Repeat every record below exactly, but leave out any pictures.

**Data listing**:
....

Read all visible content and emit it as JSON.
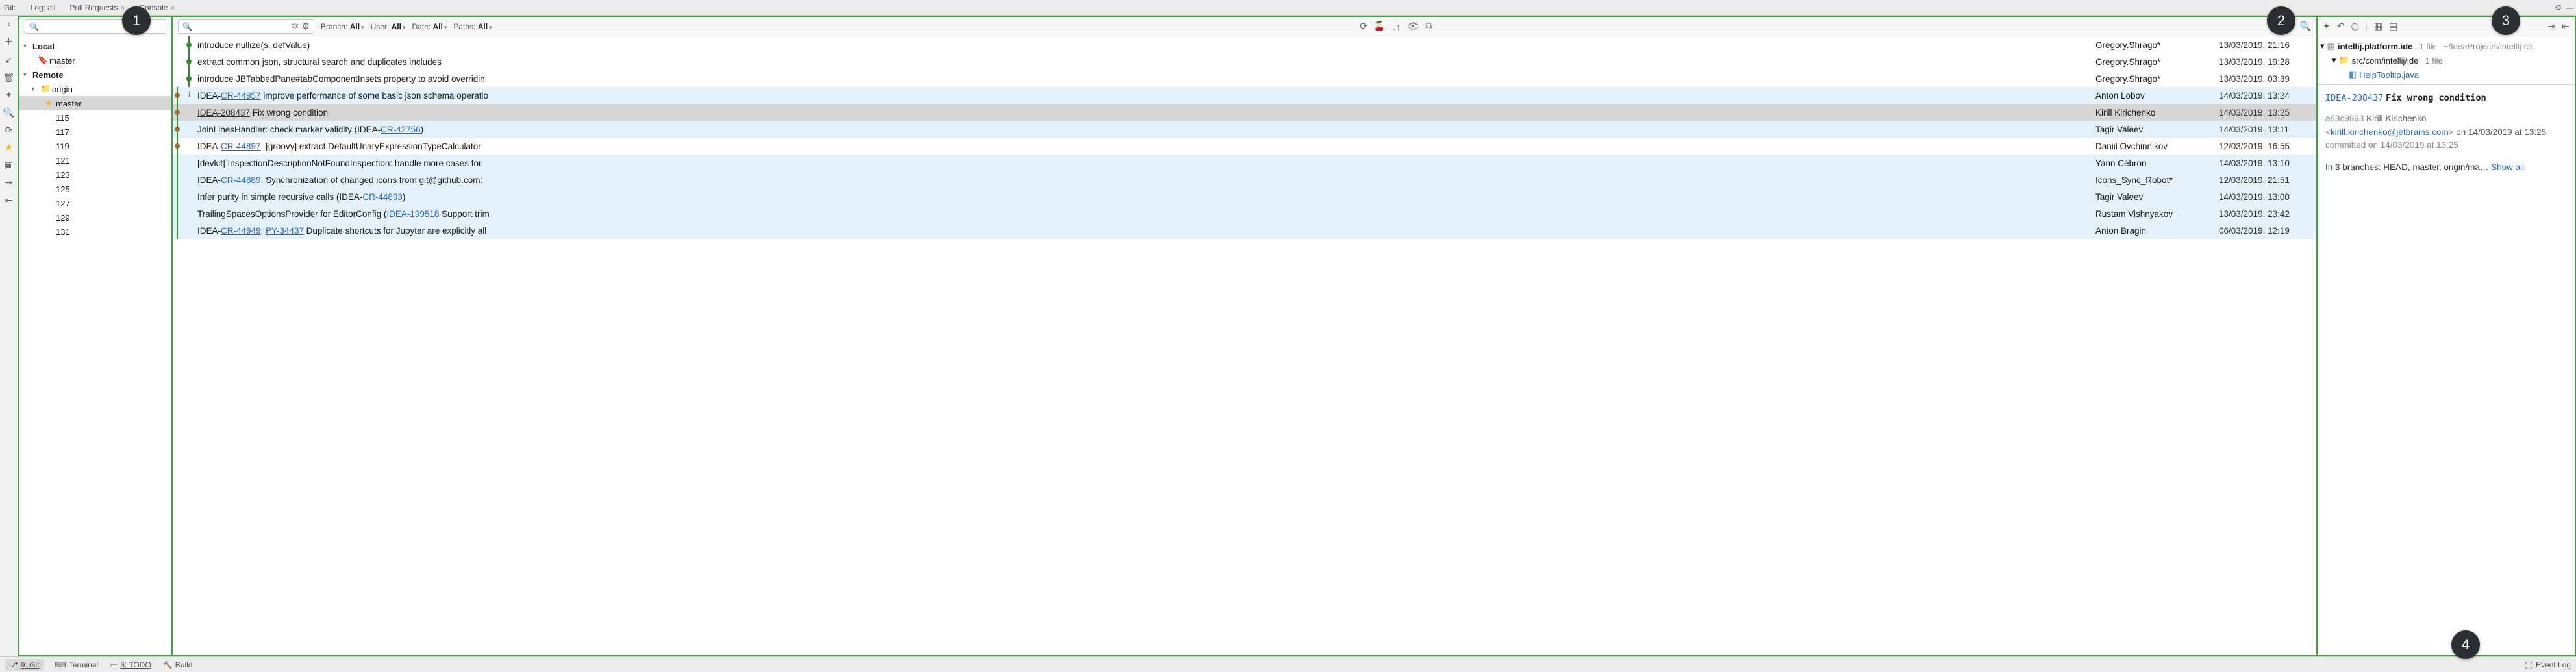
{
  "toolwindow_tabs": {
    "prefix": "Git:",
    "log": "Log: all",
    "pr": "Pull Requests",
    "console": "Console"
  },
  "callouts": {
    "b1": "1",
    "b2": "2",
    "b3": "3",
    "b4": "4"
  },
  "branches": {
    "local_label": "Local",
    "local_master": "master",
    "remote_label": "Remote",
    "origin_label": "origin",
    "origin_master": "master",
    "refs": [
      "115",
      "117",
      "119",
      "121",
      "123",
      "125",
      "127",
      "129",
      "131"
    ]
  },
  "log_filters": {
    "branch_lbl": "Branch:",
    "branch_val": "All",
    "user_lbl": "User:",
    "user_val": "All",
    "date_lbl": "Date:",
    "date_val": "All",
    "paths_lbl": "Paths:",
    "paths_val": "All"
  },
  "commits": [
    {
      "dot": "#2e8b2e",
      "line": 24,
      "msg_pre": "introduce nullize(s, defValue)",
      "author": "Gregory.Shrago*",
      "date": "13/03/2019, 21:16"
    },
    {
      "dot": "#2e8b2e",
      "line": 24,
      "msg_pre": "extract common json, structural search and duplicates includes",
      "author": "Gregory.Shrago*",
      "date": "13/03/2019, 19:28"
    },
    {
      "dot": "#2e8b2e",
      "line": 24,
      "msg_pre": "introduce JBTabbedPane#tabComponentInsets property to avoid overridin",
      "author": "Gregory.Shrago*",
      "date": "13/03/2019, 03:39"
    },
    {
      "dot": "#917340",
      "line": 6,
      "ctx": true,
      "msg_pre": "IDEA-",
      "link": "CR-44957",
      "msg_post": " improve performance of some basic json schema operatio",
      "author": "Anton Lobov",
      "date": "14/03/2019, 13:24",
      "arrow": true
    },
    {
      "dot": "#917340",
      "line": 6,
      "sel": true,
      "msg_pre": "",
      "ulink": "IDEA-208437",
      "msg_post": " Fix wrong condition",
      "author": "Kirill Kirichenko",
      "date": "14/03/2019, 13:25"
    },
    {
      "dot": "#917340",
      "line": 6,
      "ctx": true,
      "msg_pre": "JoinLinesHandler: check marker validity (IDEA-",
      "link": "CR-42756",
      "msg_post": ")",
      "author": "Tagir Valeev",
      "date": "14/03/2019, 13:11"
    },
    {
      "dot": "#917340",
      "line": 6,
      "msg_pre": "IDEA-",
      "link": "CR-44897",
      "msg_post": ": [groovy] extract DefaultUnaryExpressionTypeCalculator",
      "author": "Daniil Ovchinnikov",
      "date": "12/03/2019, 16:55"
    },
    {
      "line": 6,
      "ctx": true,
      "msg_pre": "[devkit] InspectionDescriptionNotFoundInspection: handle more cases for",
      "author": "Yann Cébron",
      "date": "14/03/2019, 13:10"
    },
    {
      "line": 6,
      "ctx": true,
      "msg_pre": "IDEA-",
      "link": "CR-44889",
      "msg_post": ": Synchronization of changed icons from git@github.com:",
      "author": "Icons_Sync_Robot*",
      "date": "12/03/2019, 21:51"
    },
    {
      "line": 6,
      "ctx": true,
      "msg_pre": "Infer purity in simple recursive calls (IDEA-",
      "link": "CR-44893",
      "msg_post": ")",
      "author": "Tagir Valeev",
      "date": "14/03/2019, 13:00"
    },
    {
      "line": 6,
      "ctx": true,
      "msg_pre": "TrailingSpacesOptionsProvider for EditorConfig (",
      "link": "IDEA-199518",
      "msg_post": " Support trim",
      "author": "Rustam Vishnyakov",
      "date": "13/03/2019, 23:42"
    },
    {
      "line": 6,
      "ctx": true,
      "msg_pre": "IDEA-",
      "link": "CR-44949",
      "msg_post": ": ",
      "link2": "PY-34437",
      "msg_post2": " Duplicate shortcuts for Jupyter are explicitly all",
      "author": "Anton Bragin",
      "date": "06/03/2019, 12:19"
    }
  ],
  "changed_files": {
    "root": "intellij.platform.ide",
    "root_cnt": "1 file",
    "root_path": "~/IdeaProjects/intellij-co",
    "dir": "src/com/intellij/ide",
    "dir_cnt": "1 file",
    "file": "HelpTooltip.java"
  },
  "commit_detail": {
    "issue": "IDEA-208437",
    "title": "Fix wrong condition",
    "hash": "a93c9893",
    "author": "Kirill Kirichenko",
    "email": "kirill.kirichenko@jetbrains.com",
    "on": " on 14/03/2019 at 13:25",
    "committed": "committed on 14/03/2019 at 13:25",
    "branches_pre": "In 3 branches: HEAD, master, origin/ma… ",
    "show_all": "Show all"
  },
  "statusbar": {
    "git": "9: Git",
    "terminal": "Terminal",
    "todo": "6: TODO",
    "build": "Build",
    "eventlog": "Event Log"
  }
}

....

**Reply to the exercise**:
Read all visible content and emit it as JSON.
{
  "toolwindow_tabs": {
    "prefix": "Git:",
    "log": "Log: all",
    "pr": "Pull Requests",
    "console": "Console"
  },
  "callouts": {
    "b1": "1",
    "b2": "2",
    "b3": "3",
    "b4": "4"
  },
  "branches": {
    "local_label": "Local",
    "local_master": "master",
    "remote_label": "Remote",
    "origin_label": "origin",
    "origin_master": "master",
    "refs": [
      "115",
      "117",
      "119",
      "121",
      "123",
      "125",
      "127",
      "129",
      "131"
    ]
  },
  "log_filters": {
    "branch_lbl": "Branch:",
    "branch_val": "All",
    "user_lbl": "User:",
    "user_val": "All",
    "date_lbl": "Date:",
    "date_val": "All",
    "paths_lbl": "Paths:",
    "paths_val": "All"
  },
  "commits": [
    {
      "dot": "#2e8b2e",
      "line": 24,
      "msg_pre": "introduce nullize(s, defValue)",
      "author": "Gregory.Shrago*",
      "date": "13/03/2019, 21:16"
    },
    {
      "dot": "#2e8b2e",
      "line": 24,
      "msg_pre": "extract common json, structural search and duplicates includes",
      "author": "Gregory.Shrago*",
      "date": "13/03/2019, 19:28"
    },
    {
      "dot": "#2e8b2e",
      "line": 24,
      "msg_pre": "introduce JBTabbedPane#tabComponentInsets property to avoid overridin",
      "author": "Gregory.Shrago*",
      "date": "13/03/2019, 03:39"
    },
    {
      "dot": "#917340",
      "line": 6,
      "ctx": true,
      "msg_pre": "IDEA-",
      "link": "CR-44957",
      "msg_post": " improve performance of some basic json schema operatio",
      "author": "Anton Lobov",
      "date": "14/03/2019, 13:24",
      "arrow": true
    },
    {
      "dot": "#917340",
      "line": 6,
      "sel": true,
      "msg_pre": "",
      "ulink": "IDEA-208437",
      "msg_post": " Fix wrong condition",
      "author": "Kirill Kirichenko",
      "date": "14/03/2019, 13:25"
    },
    {
      "dot": "#917340",
      "line": 6,
      "ctx": true,
      "msg_pre": "JoinLinesHandler: check marker validity (IDEA-",
      "link": "CR-42756",
      "msg_post": ")",
      "author": "Tagir Valeev",
      "date": "14/03/2019, 13:11"
    },
    {
      "dot": "#917340",
      "line": 6,
      "msg_pre": "IDEA-",
      "link": "CR-44897",
      "msg_post": ": [groovy] extract DefaultUnaryExpressionTypeCalculator",
      "author": "Daniil Ovchinnikov",
      "date": "12/03/2019, 16:55"
    },
    {
      "line": 6,
      "ctx": true,
      "msg_pre": "[devkit] InspectionDescriptionNotFoundInspection: handle more cases for",
      "author": "Yann Cébron",
      "date": "14/03/2019, 13:10"
    },
    {
      "line": 6,
      "ctx": true,
      "msg_pre": "IDEA-",
      "link": "CR-44889",
      "msg_post": ": Synchronization of changed icons from git@github.com:",
      "author": "Icons_Sync_Robot*",
      "date": "12/03/2019, 21:51"
    },
    {
      "line": 6,
      "ctx": true,
      "msg_pre": "Infer purity in simple recursive calls (IDEA-",
      "link": "CR-44893",
      "msg_post": ")",
      "author": "Tagir Valeev",
      "date": "14/03/2019, 13:00"
    },
    {
      "line": 6,
      "ctx": true,
      "msg_pre": "TrailingSpacesOptionsProvider for EditorConfig (",
      "link": "IDEA-199518",
      "msg_post": " Support trim",
      "author": "Rustam Vishnyakov",
      "date": "13/03/2019, 23:42"
    },
    {
      "line": 6,
      "ctx": true,
      "msg_pre": "IDEA-",
      "link": "CR-44949",
      "msg_post": ": ",
      "link2": "PY-34437",
      "msg_post2": " Duplicate shortcuts for Jupyter are explicitly all",
      "author": "Anton Bragin",
      "date": "06/03/2019, 12:19"
    }
  ],
  "changed_files": {
    "root": "intellij.platform.ide",
    "root_cnt": "1 file",
    "root_path": "~/IdeaProjects/intellij-co",
    "dir": "src/com/intellij/ide",
    "dir_cnt": "1 file",
    "file": "HelpTooltip.java"
  },
  "commit_detail": {
    "issue": "IDEA-208437",
    "title": "Fix wrong condition",
    "hash": "a93c9893",
    "author": "Kirill Kirichenko",
    "email": "kirill.kirichenko@jetbrains.com",
    "on": " on 14/03/2019 at 13:25",
    "committed": "committed on 14/03/2019 at 13:25",
    "branches_pre": "In 3 branches: HEAD, master, origin/ma… ",
    "show_all": "Show all"
  },
  "statusbar": {
    "git": "9: Git",
    "terminal": "Terminal",
    "todo": "6: TODO",
    "build": "Build",
    "eventlog": "Event Log"
  }
}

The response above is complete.